◆ Data to process
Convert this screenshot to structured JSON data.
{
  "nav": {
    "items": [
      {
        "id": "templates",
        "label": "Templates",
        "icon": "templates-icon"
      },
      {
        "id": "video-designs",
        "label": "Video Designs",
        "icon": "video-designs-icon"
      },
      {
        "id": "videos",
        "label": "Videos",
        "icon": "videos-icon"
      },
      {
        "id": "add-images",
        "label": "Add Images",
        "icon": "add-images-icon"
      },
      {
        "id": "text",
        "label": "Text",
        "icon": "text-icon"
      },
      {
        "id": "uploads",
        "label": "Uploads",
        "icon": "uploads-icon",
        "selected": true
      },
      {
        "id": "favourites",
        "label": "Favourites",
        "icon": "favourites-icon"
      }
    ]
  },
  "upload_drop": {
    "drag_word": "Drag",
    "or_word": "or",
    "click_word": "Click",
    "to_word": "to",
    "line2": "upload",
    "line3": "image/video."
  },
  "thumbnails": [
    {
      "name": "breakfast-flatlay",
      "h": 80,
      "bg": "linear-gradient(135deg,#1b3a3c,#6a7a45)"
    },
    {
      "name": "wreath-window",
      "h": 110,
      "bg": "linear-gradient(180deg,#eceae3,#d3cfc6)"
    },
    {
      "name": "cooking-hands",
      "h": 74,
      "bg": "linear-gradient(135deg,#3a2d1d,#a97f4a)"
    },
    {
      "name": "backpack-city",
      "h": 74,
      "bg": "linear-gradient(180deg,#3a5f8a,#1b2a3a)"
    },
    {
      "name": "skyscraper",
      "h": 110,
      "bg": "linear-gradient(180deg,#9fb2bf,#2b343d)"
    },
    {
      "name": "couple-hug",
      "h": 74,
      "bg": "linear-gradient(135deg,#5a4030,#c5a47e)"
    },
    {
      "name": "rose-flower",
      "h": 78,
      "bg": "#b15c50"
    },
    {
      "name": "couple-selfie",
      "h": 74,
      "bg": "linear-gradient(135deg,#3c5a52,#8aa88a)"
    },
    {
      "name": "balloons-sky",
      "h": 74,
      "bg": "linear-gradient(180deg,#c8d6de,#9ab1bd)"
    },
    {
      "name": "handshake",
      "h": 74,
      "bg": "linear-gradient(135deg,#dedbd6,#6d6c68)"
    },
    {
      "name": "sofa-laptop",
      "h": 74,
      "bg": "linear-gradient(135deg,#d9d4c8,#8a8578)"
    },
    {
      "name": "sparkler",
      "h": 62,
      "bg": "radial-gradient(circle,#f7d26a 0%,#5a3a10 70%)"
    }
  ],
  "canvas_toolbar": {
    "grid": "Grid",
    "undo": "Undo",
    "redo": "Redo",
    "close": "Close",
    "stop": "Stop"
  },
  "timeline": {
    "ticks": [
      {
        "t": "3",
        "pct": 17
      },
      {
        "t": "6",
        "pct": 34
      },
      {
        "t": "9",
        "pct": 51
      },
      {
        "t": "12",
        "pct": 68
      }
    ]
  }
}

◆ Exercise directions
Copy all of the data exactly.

◆ Answer space
Convert this screenshot to structured JSON data.
{
  "nav": {
    "items": [
      {
        "id": "templates",
        "label": "Templates",
        "icon": "templates-icon"
      },
      {
        "id": "video-designs",
        "label": "Video Designs",
        "icon": "video-designs-icon"
      },
      {
        "id": "videos",
        "label": "Videos",
        "icon": "videos-icon"
      },
      {
        "id": "add-images",
        "label": "Add Images",
        "icon": "add-images-icon"
      },
      {
        "id": "text",
        "label": "Text",
        "icon": "text-icon"
      },
      {
        "id": "uploads",
        "label": "Uploads",
        "icon": "uploads-icon",
        "selected": true
      },
      {
        "id": "favourites",
        "label": "Favourites",
        "icon": "favourites-icon"
      }
    ]
  },
  "upload_drop": {
    "drag_word": "Drag",
    "or_word": "or",
    "click_word": "Click",
    "to_word": "to",
    "line2": "upload",
    "line3": "image/video."
  },
  "thumbnails": [
    {
      "name": "breakfast-flatlay",
      "h": 80,
      "bg": "linear-gradient(135deg,#1b3a3c,#6a7a45)"
    },
    {
      "name": "wreath-window",
      "h": 110,
      "bg": "linear-gradient(180deg,#eceae3,#d3cfc6)"
    },
    {
      "name": "cooking-hands",
      "h": 74,
      "bg": "linear-gradient(135deg,#3a2d1d,#a97f4a)"
    },
    {
      "name": "backpack-city",
      "h": 74,
      "bg": "linear-gradient(180deg,#3a5f8a,#1b2a3a)"
    },
    {
      "name": "skyscraper",
      "h": 110,
      "bg": "linear-gradient(180deg,#9fb2bf,#2b343d)"
    },
    {
      "name": "couple-hug",
      "h": 74,
      "bg": "linear-gradient(135deg,#5a4030,#c5a47e)"
    },
    {
      "name": "rose-flower",
      "h": 78,
      "bg": "#b15c50"
    },
    {
      "name": "couple-selfie",
      "h": 74,
      "bg": "linear-gradient(135deg,#3c5a52,#8aa88a)"
    },
    {
      "name": "balloons-sky",
      "h": 74,
      "bg": "linear-gradient(180deg,#c8d6de,#9ab1bd)"
    },
    {
      "name": "handshake",
      "h": 74,
      "bg": "linear-gradient(135deg,#dedbd6,#6d6c68)"
    },
    {
      "name": "sofa-laptop",
      "h": 74,
      "bg": "linear-gradient(135deg,#d9d4c8,#8a8578)"
    },
    {
      "name": "sparkler",
      "h": 62,
      "bg": "radial-gradient(circle,#f7d26a 0%,#5a3a10 70%)"
    }
  ],
  "canvas_toolbar": {
    "grid": "Grid",
    "undo": "Undo",
    "redo": "Redo",
    "close": "Close",
    "stop": "Stop"
  },
  "timeline": {
    "ticks": [
      {
        "t": "3",
        "pct": 17
      },
      {
        "t": "6",
        "pct": 34
      },
      {
        "t": "9",
        "pct": 51
      },
      {
        "t": "12",
        "pct": 68
      }
    ]
  }
}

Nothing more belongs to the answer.